A very cool thing about Creation of Hope is that 100%, truly every last cent, of your donation goes towards the program (never to setting up booths at the mall or mailing you glossy brochures every year to ask you for more money, and none of it will go towards running the CF24 event, either). You can read through the monthly updates to see full accountability of all funds raised.  In fact, you’ll be able to follow that blog and see your donations in action as well! GUYS, THAT’S COOL!

Ways to donate to Creation of Hope

1. Mail a cheque made payable to Creation of Hope (with “CF24” as the memo) to:

4082 Powderhorn Cres.
Mississauga Ont.
L5L 3B9

2. Give me a cheque in-person and I’ll mail it for you!

3. E-transfer me money or give me cash in-person and I’ll write a cheque to Creation of Hope and mail that!

Whatever you choose, you can expect full accountability on my blog and on the Creation of Hope blog.

Also, if you’d rather donate to Special Olympics Canada, that’s also pretty fab. Just go here and click Donate Now.

But if you’re not in a position to donate right now, then if you’re in Edmonton you could just come on by at some point during the 24 hours of workouts and cheer us on!
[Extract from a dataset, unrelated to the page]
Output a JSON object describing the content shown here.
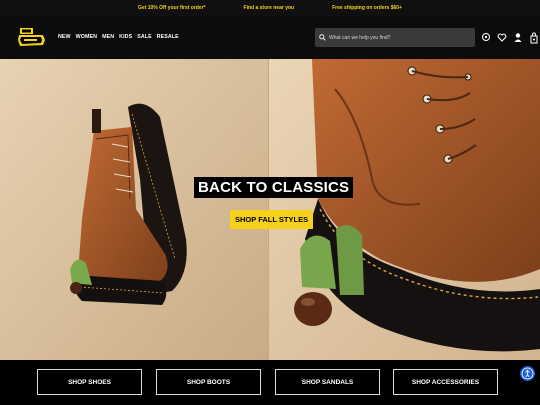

Weightlifting Bad Days

I haven’t posted much about my lifting progress since the last meet, primarily because I haven’t made any. I’ve yet to hit anything higher than what I did on competition day. It’s frustrating and discouraging. I’ve snatched 41kgs time and time again, and I’ve failed at 42kg so many times and in so many ways (I’ve hit my forehead and even somehow the back of my head while snatching). It’s mentally defeating.

I think that I’ve been waiting to hit the good news so that I can say “I finally did this weight, and it is especially lovely because of all the bad days I experienced along the way!”. But I now think it’s worth it to point out that weightlifting is very hard and in unexpected ways. It is just hard.

A quote from Catalyst’s post “Where Have All The Prs Gone?” describes my situation well:

Let me tell you something about weightlifting. New people come on the scene, especially now with CrossFit pulling so much interest in to the sport—these folks PR every week, their lifts continuously go up week after week, and they are the fucking bomb! Their confidence is through the roof! Do we have the next World Champ? The greatest thing to hit weightlifting… they are thinking to themselves, well shit fire and save matches! At the rate I am PRing in my snatch and clean & jerk, 3-5kgs a week, I will be beating all these bitches, all these top 10 girls or boys, and I will be amazing! I will be an Olympic medalist for sure… as they are calculating what their lifts will be in 6 months at this 3-5kg per week increase.

And then reality sets in. You can’t PR every week forever. New people to the sport have a level of strength and a level of technique. Once those two things match up, they hit a wall. New folks PR every week because they are new to the sport, and they are going to naturally progress to where their limit is, based on their athletic ability. When they reach their limit, they find PRs are not coming every week. Or every two weeks, or maybe not even in a whole month.

Yep, that’s me! “At this rate, watch out Lindsey Valenzuela in mid-2015!!!!!” I thought to myself during the summer. But now the PRs have stopped coming so quickly and hoo boy, let me tell you, it is hard. But the thing is, that even after I miss and miss and miss a lift, I think it’s important to avoid being cautious with optimism, because if there is even a shred of doubt in my mind that I can make a lift, then it’s over, I won’t. Every time I walk up to the bar, I have to truly believe that this is the time I can finally snatch more than 41kg, which means every time I miss, it’s kind of crushing.

So… back to the gym again! Clear eyes, full hearts, right?